Show, from the entries below, every line in which "true" appears.
===== DATA TO PROCESS
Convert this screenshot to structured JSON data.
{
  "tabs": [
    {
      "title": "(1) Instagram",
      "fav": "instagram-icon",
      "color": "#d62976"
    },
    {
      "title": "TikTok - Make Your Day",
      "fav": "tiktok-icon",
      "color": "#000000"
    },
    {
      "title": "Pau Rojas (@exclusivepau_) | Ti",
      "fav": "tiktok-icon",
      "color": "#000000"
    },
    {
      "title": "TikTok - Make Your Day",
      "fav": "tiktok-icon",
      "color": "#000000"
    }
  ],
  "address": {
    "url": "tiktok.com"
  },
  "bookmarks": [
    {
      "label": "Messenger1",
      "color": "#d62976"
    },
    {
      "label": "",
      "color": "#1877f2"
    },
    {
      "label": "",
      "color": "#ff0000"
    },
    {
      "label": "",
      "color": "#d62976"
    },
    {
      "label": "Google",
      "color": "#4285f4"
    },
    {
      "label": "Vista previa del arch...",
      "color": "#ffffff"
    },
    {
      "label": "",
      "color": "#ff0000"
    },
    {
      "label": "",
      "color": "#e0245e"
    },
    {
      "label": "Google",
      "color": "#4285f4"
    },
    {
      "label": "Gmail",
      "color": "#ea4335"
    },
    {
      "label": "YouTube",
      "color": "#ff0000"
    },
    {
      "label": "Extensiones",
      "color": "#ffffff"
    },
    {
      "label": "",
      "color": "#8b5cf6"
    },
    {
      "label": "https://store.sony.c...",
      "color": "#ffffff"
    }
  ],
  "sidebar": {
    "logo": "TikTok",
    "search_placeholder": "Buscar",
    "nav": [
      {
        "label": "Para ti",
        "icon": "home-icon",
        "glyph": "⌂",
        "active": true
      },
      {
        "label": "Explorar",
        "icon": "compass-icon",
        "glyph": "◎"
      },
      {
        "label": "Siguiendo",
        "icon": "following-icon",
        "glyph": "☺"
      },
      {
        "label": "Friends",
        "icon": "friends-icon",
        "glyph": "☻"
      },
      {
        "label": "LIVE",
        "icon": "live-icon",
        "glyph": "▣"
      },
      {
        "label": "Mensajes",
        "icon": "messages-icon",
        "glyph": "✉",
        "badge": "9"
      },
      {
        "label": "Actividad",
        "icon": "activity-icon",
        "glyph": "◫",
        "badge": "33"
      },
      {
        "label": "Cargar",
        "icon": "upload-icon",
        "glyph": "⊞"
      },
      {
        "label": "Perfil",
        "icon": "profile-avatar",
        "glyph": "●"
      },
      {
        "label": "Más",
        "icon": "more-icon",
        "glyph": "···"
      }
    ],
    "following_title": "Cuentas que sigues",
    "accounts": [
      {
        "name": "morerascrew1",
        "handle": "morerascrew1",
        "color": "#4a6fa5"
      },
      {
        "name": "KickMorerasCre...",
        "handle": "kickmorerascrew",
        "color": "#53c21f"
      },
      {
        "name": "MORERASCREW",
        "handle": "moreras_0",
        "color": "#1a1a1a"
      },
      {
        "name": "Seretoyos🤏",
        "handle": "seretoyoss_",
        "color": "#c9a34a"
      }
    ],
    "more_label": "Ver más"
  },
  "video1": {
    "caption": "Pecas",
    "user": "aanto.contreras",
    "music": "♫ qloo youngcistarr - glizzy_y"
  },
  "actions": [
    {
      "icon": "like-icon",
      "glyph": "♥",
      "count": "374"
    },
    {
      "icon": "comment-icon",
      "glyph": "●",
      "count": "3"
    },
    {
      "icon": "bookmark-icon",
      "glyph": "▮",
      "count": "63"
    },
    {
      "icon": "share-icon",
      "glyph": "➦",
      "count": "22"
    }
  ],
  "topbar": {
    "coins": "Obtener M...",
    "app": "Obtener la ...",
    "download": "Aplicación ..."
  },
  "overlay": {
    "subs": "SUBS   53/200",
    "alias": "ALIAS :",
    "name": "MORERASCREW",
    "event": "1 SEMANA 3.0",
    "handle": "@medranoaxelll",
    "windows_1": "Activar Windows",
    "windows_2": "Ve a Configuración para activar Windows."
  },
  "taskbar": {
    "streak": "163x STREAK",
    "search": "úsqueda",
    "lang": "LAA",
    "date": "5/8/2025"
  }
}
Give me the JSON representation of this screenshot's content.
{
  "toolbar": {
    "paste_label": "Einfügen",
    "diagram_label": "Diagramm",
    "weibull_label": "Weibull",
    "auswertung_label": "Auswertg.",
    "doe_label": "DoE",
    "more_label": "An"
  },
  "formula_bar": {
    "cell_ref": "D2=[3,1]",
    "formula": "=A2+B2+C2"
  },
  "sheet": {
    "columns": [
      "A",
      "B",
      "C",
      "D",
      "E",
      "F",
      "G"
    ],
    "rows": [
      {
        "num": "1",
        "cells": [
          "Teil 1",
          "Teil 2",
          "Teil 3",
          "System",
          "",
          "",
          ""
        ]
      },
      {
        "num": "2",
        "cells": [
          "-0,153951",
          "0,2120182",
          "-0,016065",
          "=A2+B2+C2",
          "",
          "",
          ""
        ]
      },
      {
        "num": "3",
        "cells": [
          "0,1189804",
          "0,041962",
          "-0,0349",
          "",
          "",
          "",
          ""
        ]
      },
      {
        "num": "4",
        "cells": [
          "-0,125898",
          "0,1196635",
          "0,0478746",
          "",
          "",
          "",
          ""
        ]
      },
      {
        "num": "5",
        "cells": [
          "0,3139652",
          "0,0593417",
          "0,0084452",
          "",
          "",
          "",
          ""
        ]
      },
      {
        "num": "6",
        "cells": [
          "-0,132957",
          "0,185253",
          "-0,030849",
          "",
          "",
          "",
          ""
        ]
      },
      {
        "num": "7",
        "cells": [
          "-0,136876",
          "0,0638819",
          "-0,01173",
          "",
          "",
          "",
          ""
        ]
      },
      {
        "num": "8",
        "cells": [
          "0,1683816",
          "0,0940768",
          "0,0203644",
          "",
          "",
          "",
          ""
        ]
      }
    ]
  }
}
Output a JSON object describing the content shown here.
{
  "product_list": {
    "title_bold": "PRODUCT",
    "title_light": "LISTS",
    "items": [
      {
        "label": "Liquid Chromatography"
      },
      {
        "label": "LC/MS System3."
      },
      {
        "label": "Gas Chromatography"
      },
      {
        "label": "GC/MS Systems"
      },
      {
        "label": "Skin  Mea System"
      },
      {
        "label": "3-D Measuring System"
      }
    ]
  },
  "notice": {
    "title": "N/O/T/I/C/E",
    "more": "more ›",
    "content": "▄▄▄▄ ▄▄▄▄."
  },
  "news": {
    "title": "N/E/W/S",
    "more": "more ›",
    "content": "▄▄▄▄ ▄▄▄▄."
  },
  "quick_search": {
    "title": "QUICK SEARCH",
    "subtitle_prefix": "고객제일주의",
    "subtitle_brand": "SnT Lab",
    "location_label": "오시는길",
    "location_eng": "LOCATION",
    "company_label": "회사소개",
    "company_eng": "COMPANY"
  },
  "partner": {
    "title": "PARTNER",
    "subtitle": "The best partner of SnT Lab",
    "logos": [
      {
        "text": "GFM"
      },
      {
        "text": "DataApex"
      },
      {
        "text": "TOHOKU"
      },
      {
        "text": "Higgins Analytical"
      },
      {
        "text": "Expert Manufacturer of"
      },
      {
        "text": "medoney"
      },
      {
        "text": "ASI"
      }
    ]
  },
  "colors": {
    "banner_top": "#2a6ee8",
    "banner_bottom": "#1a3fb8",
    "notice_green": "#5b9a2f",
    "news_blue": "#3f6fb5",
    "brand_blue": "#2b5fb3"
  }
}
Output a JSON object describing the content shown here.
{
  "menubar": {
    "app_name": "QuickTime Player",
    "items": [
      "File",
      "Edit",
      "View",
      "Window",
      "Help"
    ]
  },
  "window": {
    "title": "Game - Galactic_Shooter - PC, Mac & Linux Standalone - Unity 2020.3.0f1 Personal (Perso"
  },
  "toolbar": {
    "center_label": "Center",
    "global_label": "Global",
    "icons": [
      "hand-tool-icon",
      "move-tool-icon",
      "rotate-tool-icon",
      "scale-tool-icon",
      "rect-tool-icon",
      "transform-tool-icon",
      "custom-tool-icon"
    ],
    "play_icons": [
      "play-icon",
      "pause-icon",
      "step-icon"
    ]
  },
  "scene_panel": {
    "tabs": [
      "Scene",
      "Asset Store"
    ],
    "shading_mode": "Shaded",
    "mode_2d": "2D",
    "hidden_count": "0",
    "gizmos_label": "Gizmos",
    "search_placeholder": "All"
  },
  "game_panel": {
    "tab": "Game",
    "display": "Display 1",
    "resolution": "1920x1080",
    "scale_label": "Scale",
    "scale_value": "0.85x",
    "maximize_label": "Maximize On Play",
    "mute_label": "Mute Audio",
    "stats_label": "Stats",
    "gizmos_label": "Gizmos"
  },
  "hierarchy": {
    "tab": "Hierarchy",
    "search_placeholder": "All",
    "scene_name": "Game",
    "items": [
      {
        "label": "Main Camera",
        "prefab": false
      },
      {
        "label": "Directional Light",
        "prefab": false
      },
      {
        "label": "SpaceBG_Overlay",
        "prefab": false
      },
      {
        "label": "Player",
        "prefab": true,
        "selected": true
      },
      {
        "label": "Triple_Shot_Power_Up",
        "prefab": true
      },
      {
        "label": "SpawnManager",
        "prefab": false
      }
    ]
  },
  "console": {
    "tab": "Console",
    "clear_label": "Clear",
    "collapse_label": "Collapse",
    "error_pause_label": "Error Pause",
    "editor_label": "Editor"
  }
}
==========
* [PROBLEM SOLUTION]
        "active": true
        "prefab": true,
        "selected": true
        "prefab": true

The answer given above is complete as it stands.